Start of Available data
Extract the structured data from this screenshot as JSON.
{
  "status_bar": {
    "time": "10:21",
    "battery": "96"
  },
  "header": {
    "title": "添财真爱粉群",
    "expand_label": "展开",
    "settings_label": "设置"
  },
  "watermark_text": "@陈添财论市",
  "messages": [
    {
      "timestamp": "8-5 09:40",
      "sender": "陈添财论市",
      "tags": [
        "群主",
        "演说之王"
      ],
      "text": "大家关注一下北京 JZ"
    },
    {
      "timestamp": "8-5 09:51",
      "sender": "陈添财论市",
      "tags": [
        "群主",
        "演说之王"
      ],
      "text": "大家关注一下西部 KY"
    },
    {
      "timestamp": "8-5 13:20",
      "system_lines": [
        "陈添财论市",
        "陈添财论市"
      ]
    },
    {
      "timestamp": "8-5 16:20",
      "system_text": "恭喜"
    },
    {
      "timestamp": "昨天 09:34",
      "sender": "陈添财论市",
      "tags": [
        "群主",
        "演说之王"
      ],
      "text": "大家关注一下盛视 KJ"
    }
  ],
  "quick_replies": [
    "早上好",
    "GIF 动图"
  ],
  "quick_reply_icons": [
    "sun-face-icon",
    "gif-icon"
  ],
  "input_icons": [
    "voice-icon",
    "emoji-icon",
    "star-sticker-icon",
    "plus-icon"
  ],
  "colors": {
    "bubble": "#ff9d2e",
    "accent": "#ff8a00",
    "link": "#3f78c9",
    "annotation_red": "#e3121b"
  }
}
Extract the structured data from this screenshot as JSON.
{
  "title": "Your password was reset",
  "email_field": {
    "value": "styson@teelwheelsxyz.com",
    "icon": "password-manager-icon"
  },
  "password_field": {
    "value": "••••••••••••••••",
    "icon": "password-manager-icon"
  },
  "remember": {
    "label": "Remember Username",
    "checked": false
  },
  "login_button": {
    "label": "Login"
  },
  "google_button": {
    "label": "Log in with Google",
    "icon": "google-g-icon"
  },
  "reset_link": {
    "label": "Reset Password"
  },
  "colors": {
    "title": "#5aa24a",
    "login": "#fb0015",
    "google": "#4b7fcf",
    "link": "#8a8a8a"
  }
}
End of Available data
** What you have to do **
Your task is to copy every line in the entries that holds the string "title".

** Reply **
    "title": "添财真爱粉群",
  "title": "Your password was reset",
    "title": "#5aa24a",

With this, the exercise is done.